The confirmation of the new five-member NLRB is not expected to affect the U.S. Supreme Court’s decision to hear the Noel Canning case in its October 2013 Term. Two additional Circuit Courts of Appeal, the Third Circuit in NLRB v. New Vista Nursing & Rehab. LLC, No 11-3440 (3d Cir. May 16, 2013) (petition for reh'g filed July 1, 2013), and the Fourth Circuit in the NLRB v. Enterprise Leasing Co. Se. LLC, No. 12-1514 (4th Cir. July 17, 2013) and Huntington Ingalls Inc. v. NLRB, No. 12-2000 (4th Cir. July 17, 2013), have now also followed the same rationale of the D.C. Circuit and found that the recess nominees to the NLRB violated the Recess Appointments Clause. Oral Argument in the Noel Canning case is likely to occur early in 2014, and Jones Day and the National Chamber of Commerce Litigation Center will be representing the Noel Canning Corporation in the Supreme Court.

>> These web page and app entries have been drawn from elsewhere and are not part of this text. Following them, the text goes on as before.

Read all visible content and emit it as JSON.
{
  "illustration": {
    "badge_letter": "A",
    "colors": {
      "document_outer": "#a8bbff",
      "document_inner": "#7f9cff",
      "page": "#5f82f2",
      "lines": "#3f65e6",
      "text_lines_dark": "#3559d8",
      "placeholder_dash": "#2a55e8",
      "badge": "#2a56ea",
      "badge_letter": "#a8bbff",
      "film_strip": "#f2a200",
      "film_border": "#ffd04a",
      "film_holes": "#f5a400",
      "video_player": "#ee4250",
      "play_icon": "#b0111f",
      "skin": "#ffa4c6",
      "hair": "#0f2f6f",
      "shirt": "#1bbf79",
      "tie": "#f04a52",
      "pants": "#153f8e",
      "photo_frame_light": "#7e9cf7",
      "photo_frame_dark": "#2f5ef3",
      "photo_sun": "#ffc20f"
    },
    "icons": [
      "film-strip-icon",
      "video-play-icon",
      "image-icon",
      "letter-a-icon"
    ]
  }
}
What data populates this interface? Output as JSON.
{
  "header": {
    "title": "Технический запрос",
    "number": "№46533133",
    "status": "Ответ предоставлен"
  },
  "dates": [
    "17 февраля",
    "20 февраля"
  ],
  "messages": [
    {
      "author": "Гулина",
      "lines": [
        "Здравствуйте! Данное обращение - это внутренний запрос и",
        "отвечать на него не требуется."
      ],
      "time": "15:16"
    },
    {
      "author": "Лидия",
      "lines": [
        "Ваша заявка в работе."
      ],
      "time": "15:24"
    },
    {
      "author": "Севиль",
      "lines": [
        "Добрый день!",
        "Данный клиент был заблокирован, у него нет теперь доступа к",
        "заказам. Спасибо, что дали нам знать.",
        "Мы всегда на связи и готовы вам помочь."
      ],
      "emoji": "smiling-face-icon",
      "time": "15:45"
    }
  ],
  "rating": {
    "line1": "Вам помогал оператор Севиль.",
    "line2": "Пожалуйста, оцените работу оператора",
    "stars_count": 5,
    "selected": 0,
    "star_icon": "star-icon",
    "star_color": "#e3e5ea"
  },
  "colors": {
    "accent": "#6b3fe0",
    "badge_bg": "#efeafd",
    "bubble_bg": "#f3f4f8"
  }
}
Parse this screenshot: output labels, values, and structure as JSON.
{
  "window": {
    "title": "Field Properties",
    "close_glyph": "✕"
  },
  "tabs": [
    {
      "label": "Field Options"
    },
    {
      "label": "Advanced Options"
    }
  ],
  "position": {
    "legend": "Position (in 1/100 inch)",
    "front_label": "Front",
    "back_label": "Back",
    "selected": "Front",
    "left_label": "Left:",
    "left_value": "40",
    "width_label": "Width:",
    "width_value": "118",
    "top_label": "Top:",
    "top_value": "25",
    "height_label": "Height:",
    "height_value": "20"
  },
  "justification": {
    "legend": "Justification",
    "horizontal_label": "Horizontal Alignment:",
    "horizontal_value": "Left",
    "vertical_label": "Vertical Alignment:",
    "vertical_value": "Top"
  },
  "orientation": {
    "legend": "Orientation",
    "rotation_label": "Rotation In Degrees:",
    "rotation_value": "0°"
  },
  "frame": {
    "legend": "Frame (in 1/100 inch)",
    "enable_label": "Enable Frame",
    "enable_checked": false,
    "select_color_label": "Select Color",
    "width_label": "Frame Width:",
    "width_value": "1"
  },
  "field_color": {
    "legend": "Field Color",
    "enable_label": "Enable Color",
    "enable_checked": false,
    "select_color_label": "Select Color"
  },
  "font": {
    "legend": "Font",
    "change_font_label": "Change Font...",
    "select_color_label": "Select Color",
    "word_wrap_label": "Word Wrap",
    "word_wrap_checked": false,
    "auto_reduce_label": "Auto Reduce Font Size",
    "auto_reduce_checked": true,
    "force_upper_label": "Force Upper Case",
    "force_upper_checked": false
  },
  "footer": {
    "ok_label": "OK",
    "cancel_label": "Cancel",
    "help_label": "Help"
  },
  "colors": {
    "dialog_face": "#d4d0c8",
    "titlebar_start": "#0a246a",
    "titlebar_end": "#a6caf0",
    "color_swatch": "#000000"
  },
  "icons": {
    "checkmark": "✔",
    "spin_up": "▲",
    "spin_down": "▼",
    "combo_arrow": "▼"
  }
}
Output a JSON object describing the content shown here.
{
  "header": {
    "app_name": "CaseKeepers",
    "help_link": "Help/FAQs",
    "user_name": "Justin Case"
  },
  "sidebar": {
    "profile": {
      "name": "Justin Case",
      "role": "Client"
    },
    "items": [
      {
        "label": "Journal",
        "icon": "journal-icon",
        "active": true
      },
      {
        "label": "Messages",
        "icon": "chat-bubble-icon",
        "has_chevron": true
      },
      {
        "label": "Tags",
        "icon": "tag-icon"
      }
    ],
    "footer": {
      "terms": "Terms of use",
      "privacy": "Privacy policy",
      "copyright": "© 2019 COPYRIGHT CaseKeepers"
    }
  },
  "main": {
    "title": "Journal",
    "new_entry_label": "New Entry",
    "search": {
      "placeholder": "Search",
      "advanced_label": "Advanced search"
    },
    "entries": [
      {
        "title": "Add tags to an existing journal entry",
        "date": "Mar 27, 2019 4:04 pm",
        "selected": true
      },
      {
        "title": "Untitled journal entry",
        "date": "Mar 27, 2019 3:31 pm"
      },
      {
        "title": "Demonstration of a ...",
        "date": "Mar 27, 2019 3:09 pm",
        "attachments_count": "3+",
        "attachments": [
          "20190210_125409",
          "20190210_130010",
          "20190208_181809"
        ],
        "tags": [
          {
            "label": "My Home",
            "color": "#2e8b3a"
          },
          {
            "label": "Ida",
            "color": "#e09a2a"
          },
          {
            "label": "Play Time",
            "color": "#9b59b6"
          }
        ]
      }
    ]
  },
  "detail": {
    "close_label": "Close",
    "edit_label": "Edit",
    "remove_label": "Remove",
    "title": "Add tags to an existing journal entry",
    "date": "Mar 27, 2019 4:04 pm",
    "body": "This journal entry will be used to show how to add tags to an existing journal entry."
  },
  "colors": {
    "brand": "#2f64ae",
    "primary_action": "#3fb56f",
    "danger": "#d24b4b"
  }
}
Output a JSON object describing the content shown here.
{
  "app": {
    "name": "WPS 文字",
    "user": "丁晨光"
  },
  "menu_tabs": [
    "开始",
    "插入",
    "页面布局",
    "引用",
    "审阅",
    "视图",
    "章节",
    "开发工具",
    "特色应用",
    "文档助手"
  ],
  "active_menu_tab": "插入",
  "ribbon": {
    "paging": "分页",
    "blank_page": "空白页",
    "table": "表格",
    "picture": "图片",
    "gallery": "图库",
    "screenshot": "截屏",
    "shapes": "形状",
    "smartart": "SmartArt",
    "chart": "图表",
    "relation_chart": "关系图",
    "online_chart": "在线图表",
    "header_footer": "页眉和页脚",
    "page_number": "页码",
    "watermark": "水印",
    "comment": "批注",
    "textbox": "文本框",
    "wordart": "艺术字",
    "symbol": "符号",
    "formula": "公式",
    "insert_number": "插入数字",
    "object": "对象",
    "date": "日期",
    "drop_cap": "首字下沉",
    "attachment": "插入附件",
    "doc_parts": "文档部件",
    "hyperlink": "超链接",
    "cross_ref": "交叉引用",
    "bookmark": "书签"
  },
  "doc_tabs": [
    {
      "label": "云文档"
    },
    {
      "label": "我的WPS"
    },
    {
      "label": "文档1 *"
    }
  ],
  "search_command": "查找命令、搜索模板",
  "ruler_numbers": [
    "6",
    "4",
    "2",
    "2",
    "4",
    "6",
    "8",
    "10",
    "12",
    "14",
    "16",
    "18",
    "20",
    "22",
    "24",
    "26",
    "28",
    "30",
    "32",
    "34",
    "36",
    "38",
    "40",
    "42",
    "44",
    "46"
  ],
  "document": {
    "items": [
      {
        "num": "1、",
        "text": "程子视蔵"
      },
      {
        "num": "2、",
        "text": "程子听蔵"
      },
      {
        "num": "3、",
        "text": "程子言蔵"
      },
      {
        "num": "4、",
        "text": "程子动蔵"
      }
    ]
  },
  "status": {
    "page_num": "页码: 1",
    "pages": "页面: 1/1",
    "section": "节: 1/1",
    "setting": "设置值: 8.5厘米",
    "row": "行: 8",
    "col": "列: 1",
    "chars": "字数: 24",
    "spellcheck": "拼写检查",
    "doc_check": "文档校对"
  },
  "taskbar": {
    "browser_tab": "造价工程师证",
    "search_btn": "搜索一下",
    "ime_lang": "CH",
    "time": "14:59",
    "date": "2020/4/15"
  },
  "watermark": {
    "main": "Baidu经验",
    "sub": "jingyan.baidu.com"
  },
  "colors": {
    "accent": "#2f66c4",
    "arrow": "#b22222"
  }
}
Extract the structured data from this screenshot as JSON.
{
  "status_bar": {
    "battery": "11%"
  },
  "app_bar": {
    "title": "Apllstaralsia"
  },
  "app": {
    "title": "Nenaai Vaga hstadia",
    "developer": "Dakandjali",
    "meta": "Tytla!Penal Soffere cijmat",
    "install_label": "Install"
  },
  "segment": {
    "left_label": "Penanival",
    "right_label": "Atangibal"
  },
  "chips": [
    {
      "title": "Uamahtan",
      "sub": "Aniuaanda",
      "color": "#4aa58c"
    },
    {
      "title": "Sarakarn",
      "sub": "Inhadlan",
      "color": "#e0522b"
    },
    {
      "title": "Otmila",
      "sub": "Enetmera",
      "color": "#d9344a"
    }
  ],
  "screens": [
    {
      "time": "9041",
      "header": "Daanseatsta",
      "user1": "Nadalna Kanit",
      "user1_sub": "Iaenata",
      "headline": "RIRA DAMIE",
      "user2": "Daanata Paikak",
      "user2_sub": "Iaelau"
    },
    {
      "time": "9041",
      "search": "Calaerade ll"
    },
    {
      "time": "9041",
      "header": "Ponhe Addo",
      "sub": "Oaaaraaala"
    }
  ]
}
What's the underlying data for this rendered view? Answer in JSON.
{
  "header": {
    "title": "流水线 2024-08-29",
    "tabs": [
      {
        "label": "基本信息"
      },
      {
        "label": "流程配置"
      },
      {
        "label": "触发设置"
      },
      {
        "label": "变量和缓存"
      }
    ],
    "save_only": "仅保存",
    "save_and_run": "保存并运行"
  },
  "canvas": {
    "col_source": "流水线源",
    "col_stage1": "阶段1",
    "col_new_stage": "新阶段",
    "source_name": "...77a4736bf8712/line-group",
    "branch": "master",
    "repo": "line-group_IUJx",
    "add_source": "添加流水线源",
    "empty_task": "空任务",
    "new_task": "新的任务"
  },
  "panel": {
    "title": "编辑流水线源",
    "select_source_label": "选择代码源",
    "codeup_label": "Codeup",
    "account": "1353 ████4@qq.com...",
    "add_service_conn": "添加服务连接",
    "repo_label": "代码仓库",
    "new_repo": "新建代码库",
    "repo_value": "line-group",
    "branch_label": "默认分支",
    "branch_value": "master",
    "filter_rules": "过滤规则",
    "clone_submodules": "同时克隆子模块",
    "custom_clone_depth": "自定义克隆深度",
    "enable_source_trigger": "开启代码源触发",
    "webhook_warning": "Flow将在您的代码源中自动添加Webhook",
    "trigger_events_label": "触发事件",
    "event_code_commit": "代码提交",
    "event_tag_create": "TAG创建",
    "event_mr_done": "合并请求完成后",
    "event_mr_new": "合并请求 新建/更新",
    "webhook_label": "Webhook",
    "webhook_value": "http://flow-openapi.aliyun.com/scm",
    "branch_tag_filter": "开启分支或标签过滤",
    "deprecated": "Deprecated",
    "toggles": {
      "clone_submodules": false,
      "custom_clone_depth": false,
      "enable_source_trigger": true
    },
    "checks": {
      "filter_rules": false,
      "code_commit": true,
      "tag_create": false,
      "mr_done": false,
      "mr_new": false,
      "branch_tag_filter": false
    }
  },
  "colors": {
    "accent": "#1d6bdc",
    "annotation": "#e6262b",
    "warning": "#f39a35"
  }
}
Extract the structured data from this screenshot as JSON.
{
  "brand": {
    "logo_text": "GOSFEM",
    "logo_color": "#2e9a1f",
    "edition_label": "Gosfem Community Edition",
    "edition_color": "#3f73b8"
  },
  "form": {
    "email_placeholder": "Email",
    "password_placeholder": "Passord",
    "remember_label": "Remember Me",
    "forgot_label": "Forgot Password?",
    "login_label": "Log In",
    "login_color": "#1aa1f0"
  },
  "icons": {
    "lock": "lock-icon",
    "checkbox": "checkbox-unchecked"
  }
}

The Senate also approved, on a party-line vote, the President’s nomination of Thomas Perez to be the new Secretary of the U.S. DOL. Mr. Perez has faced substantial Republican opposition in the Senate, including criticism of his handling of certain matters while he was an Assistant Attorney General with the Department of Justice. With Mr. Perez’s confirmation, the Department can be expected to continue to pursue an aggressive agenda with respect to wage and hour audits and active enforcement of OSHA rules and regulations, and to continue an aggressive agenda by the Office of Federal Contract Compliance Programs ("OFCCP"). Indeed, the OFCCP can be expected to issue final rules later this year with respect to requirements that federal contractors and subcontractors reach an "aspirational goal" of up to 7 percent of their workforce consisting of individuals with veteran status and individuals who are disabled. There is substantial employer opposition to these initiatives based on practical and legal concerns with respect to meeting such goals, and litigation certainly can be expected to challenge the rules.
The Department, according to its recent regulatory agenda filing, can also be expected to issue its regulations implementing the public disclosure requirements of the Labor Management Reporting and Disclosure Act ("LMRDA"). Under Section 203 of the LMRDA, employers are required to file a report (Form LM-10) with the Department concerning any agreements with third parties to persuade employees concerning their rights to organize and bargaining collectively. The Department’s earlier proposed rulemaking in this area met with substantial employer and trade association opposition, and it would impose significant new reporting burdens on employers, consultants, and lawyers who advise employers on labor relations matters by limiting the exception to the filing requirement for third parties that provide "advice" to employers regarding union organizing and collective bargaining issues. The impact of such proposed rules will be to add an additional regulatory burden on employers, attorneys, and consultants, and potentially make it more difficult, particularly for small and medium-size businesses, to obtain effective counsel regarding union-related matters.